This deeply important work is not intended to create a comprehensive history of women and labour, but rather “is meant to challenge historians and others to think about twentieth-century Aboriginal women’s history in new ways and open new avenues for further scholarship in these and other ways Aboriginal women worked and lived” (p. 20). McCallum’s research focuses on women who are Registered Indians in continental, southern, Englishspeaking Canada. Most of the women were younger adults; most were funded or placed by Indian Affairs and declared themselves of Indian ancestry. Therefore, as the author acknowledges, this study is dependent upon a colonial system of identification that aimed to integrate, segregate, or penalize Aboriginal people. Many women, for a variety of reasons and in many ways, eluded avoided, and/or resisted this system (p. 14). Despite these limitations, this pioneering study is a critical development in restoring histories so long absent from mainstream history.

This book will be of interest to those in labour studies, Aboriginal and women’s histories, and even the medical field. Within the many contributions this study makes, one of the most critical issues that McCallum raises are the questions of Aboriginal identity, inclusion, and participation within the modern economy. She suggests that while Aboriginal women eagerly entered the labour force, it is our own discomfort with their participation that has obscured this historic reality. In other words, it has remained easier to assume they were not present within the contemporary economy rather than understand the complexity of a colonial system that continued to marginalize their efforts. This discomfort comes from our own complex relationship with both the people within this study and with the broader conclusion that Canada is a colonizing entity. In other words, Aboriginal women’s invisibility within the work force was not their inability to engage with modernity, but rather mainstream Canada’s inability and unwillingness to acknowledge their historically rich economic contributions and their potential for the future.
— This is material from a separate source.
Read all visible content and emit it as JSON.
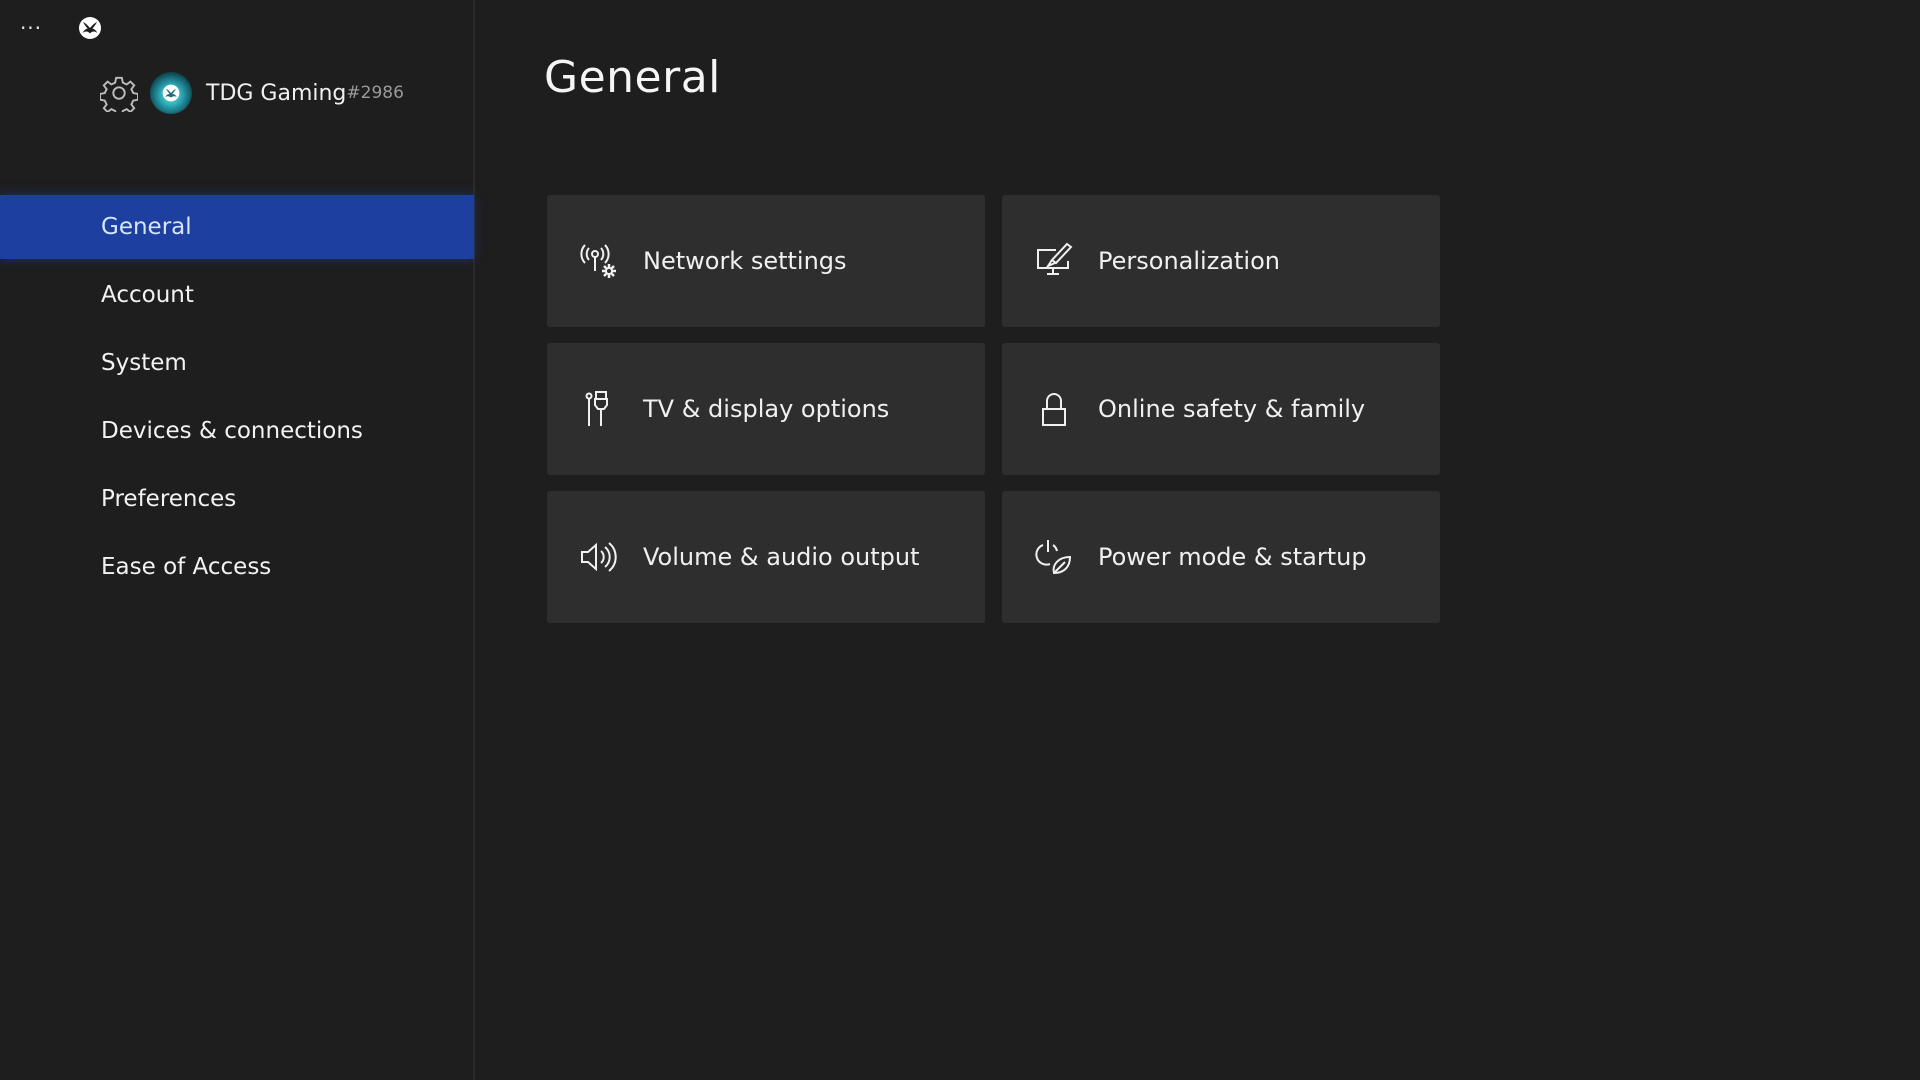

We thank Clara Bachmann for assistance in preparing the online version of this article.

We thank S. Goldsborough for assistance in preparing the online version of this article.

Page revised: 25 July 2020